↓
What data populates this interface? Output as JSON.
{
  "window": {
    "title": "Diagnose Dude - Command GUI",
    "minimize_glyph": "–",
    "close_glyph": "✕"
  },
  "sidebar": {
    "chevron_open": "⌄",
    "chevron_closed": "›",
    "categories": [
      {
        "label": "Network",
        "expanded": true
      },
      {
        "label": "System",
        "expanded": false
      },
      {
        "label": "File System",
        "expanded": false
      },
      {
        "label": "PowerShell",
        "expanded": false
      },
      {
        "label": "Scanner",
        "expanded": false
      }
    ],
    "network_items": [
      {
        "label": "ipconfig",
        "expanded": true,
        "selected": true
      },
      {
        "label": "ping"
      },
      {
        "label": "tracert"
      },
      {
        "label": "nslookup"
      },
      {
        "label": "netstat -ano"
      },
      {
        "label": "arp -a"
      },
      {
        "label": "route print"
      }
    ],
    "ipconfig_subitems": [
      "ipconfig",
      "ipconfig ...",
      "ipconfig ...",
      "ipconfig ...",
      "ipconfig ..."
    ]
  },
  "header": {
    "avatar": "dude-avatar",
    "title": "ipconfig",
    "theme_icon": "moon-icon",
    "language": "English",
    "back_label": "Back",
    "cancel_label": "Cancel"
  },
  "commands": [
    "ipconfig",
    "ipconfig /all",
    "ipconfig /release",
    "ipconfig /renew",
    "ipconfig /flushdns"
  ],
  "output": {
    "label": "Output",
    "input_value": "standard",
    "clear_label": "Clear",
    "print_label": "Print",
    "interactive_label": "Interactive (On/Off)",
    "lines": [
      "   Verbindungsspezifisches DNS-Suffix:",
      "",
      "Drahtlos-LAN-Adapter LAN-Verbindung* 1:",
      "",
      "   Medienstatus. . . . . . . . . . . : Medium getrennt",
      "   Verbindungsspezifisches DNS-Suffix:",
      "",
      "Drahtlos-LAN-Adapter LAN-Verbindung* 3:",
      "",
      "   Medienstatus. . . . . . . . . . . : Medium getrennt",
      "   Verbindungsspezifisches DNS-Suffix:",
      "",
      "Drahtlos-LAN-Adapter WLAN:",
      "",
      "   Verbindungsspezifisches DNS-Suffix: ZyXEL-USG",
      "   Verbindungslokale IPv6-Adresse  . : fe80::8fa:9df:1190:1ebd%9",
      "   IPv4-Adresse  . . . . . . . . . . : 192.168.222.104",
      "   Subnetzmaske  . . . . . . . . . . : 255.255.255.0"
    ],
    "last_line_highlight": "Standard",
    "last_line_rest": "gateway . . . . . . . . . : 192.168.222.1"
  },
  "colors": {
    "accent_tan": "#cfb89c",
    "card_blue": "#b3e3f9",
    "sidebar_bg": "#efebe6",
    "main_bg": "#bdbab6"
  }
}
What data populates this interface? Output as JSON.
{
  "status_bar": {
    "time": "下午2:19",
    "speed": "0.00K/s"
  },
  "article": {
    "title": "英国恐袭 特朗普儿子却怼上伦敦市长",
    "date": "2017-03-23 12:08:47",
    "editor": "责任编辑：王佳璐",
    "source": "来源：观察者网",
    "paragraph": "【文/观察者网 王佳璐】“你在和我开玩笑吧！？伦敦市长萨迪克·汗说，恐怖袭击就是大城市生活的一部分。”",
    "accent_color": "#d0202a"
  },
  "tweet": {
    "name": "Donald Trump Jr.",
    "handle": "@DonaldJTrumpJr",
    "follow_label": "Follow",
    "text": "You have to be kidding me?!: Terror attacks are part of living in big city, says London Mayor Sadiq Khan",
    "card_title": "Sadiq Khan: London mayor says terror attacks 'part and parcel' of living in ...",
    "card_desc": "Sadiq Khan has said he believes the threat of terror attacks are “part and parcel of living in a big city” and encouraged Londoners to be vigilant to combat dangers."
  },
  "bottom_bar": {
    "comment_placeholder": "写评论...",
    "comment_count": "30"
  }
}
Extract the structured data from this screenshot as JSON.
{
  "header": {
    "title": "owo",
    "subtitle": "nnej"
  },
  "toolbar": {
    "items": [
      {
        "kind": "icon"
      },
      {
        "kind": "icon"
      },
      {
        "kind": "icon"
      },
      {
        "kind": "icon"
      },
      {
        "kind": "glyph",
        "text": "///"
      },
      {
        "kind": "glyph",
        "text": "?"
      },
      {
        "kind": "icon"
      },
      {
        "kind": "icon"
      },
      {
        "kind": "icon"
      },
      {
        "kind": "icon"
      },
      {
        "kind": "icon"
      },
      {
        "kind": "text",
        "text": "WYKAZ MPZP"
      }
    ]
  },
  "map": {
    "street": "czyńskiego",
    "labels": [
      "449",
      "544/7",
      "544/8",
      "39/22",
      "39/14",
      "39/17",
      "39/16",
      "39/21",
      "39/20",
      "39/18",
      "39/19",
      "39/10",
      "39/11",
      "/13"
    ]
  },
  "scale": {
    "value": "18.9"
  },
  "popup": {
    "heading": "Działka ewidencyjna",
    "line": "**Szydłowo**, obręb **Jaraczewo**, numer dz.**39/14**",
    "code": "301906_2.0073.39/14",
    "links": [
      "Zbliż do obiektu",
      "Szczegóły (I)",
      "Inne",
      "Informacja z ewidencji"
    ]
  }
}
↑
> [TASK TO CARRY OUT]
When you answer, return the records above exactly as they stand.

> [RESULT]
What data populates this interface? Output as JSON.
{
  "window": {
    "title": "Diagnose Dude - Command GUI",
    "minimize_glyph": "–",
    "close_glyph": "✕"
  },
  "sidebar": {
    "chevron_open": "⌄",
    "chevron_closed": "›",
    "categories": [
      {
        "label": "Network",
        "expanded": true
      },
      {
        "label": "System",
        "expanded": false
      },
      {
        "label": "File System",
        "expanded": false
      },
      {
        "label": "PowerShell",
        "expanded": false
      },
      {
        "label": "Scanner",
        "expanded": false
      }
    ],
    "network_items": [
      {
        "label": "ipconfig",
        "expanded": true,
        "selected": true
      },
      {
        "label": "ping"
      },
      {
        "label": "tracert"
      },
      {
        "label": "nslookup"
      },
      {
        "label": "netstat -ano"
      },
      {
        "label": "arp -a"
      },
      {
        "label": "route print"
      }
    ],
    "ipconfig_subitems": [
      "ipconfig",
      "ipconfig ...",
      "ipconfig ...",
      "ipconfig ...",
      "ipconfig ..."
    ]
  },
  "header": {
    "avatar": "dude-avatar",
    "title": "ipconfig",
    "theme_icon": "moon-icon",
    "language": "English",
    "back_label": "Back",
    "cancel_label": "Cancel"
  },
  "commands": [
    "ipconfig",
    "ipconfig /all",
    "ipconfig /release",
    "ipconfig /renew",
    "ipconfig /flushdns"
  ],
  "output": {
    "label": "Output",
    "input_value": "standard",
    "clear_label": "Clear",
    "print_label": "Print",
    "interactive_label": "Interactive (On/Off)",
    "lines": [
      "   Verbindungsspezifisches DNS-Suffix:",
      "",
      "Drahtlos-LAN-Adapter LAN-Verbindung* 1:",
      "",
      "   Medienstatus. . . . . . . . . . . : Medium getrennt",
      "   Verbindungsspezifisches DNS-Suffix:",
      "",
      "Drahtlos-LAN-Adapter LAN-Verbindung* 3:",
      "",
      "   Medienstatus. . . . . . . . . . . : Medium getrennt",
      "   Verbindungsspezifisches DNS-Suffix:",
      "",
      "Drahtlos-LAN-Adapter WLAN:",
      "",
      "   Verbindungsspezifisches DNS-Suffix: ZyXEL-USG",
      "   Verbindungslokale IPv6-Adresse  . : fe80::8fa:9df:1190:1ebd%9",
      "   IPv4-Adresse  . . . . . . . . . . : 192.168.222.104",
      "   Subnetzmaske  . . . . . . . . . . : 255.255.255.0"
    ],
    "last_line_highlight": "Standard",
    "last_line_rest": "gateway . . . . . . . . . : 192.168.222.1"
  },
  "colors": {
    "accent_tan": "#cfb89c",
    "card_blue": "#b3e3f9",
    "sidebar_bg": "#efebe6",
    "main_bg": "#bdbab6"
  }
}
What data populates this interface? Output as JSON.
{
  "status_bar": {
    "time": "下午2:19",
    "speed": "0.00K/s"
  },
  "article": {
    "title": "英国恐袭 特朗普儿子却怼上伦敦市长",
    "date": "2017-03-23 12:08:47",
    "editor": "责任编辑：王佳璐",
    "source": "来源：观察者网",
    "paragraph": "【文/观察者网 王佳璐】“你在和我开玩笑吧！？伦敦市长萨迪克·汗说，恐怖袭击就是大城市生活的一部分。”",
    "accent_color": "#d0202a"
  },
  "tweet": {
    "name": "Donald Trump Jr.",
    "handle": "@DonaldJTrumpJr",
    "follow_label": "Follow",
    "text": "You have to be kidding me?!: Terror attacks are part of living in big city, says London Mayor Sadiq Khan",
    "card_title": "Sadiq Khan: London mayor says terror attacks 'part and parcel' of living in ...",
    "card_desc": "Sadiq Khan has said he believes the threat of terror attacks are “part and parcel of living in a big city” and encouraged Londoners to be vigilant to combat dangers."
  },
  "bottom_bar": {
    "comment_placeholder": "写评论...",
    "comment_count": "30"
  }
}
Extract the structured data from this screenshot as JSON.
{
  "header": {
    "title": "owo",
    "subtitle": "nnej"
  },
  "toolbar": {
    "items": [
      {
        "kind": "icon"
      },
      {
        "kind": "icon"
      },
      {
        "kind": "icon"
      },
      {
        "kind": "icon"
      },
      {
        "kind": "glyph",
        "text": "///"
      },
      {
        "kind": "glyph",
        "text": "?"
      },
      {
        "kind": "icon"
      },
      {
        "kind": "icon"
      },
      {
        "kind": "icon"
      },
      {
        "kind": "icon"
      },
      {
        "kind": "icon"
      },
      {
        "kind": "text",
        "text": "WYKAZ MPZP"
      }
    ]
  },
  "map": {
    "street": "czyńskiego",
    "labels": [
      "449",
      "544/7",
      "544/8",
      "39/22",
      "39/14",
      "39/17",
      "39/16",
      "39/21",
      "39/20",
      "39/18",
      "39/19",
      "39/10",
      "39/11",
      "/13"
    ]
  },
  "scale": {
    "value": "18.9"
  },
  "popup": {
    "heading": "Działka ewidencyjna",
    "line": "**Szydłowo**, obręb **Jaraczewo**, numer dz.**39/14**",
    "code": "301906_2.0073.39/14",
    "links": [
      "Zbliż do obiektu",
      "Szczegóły (I)",
      "Inne",
      "Informacja z ewidencji"
    ]
  }
}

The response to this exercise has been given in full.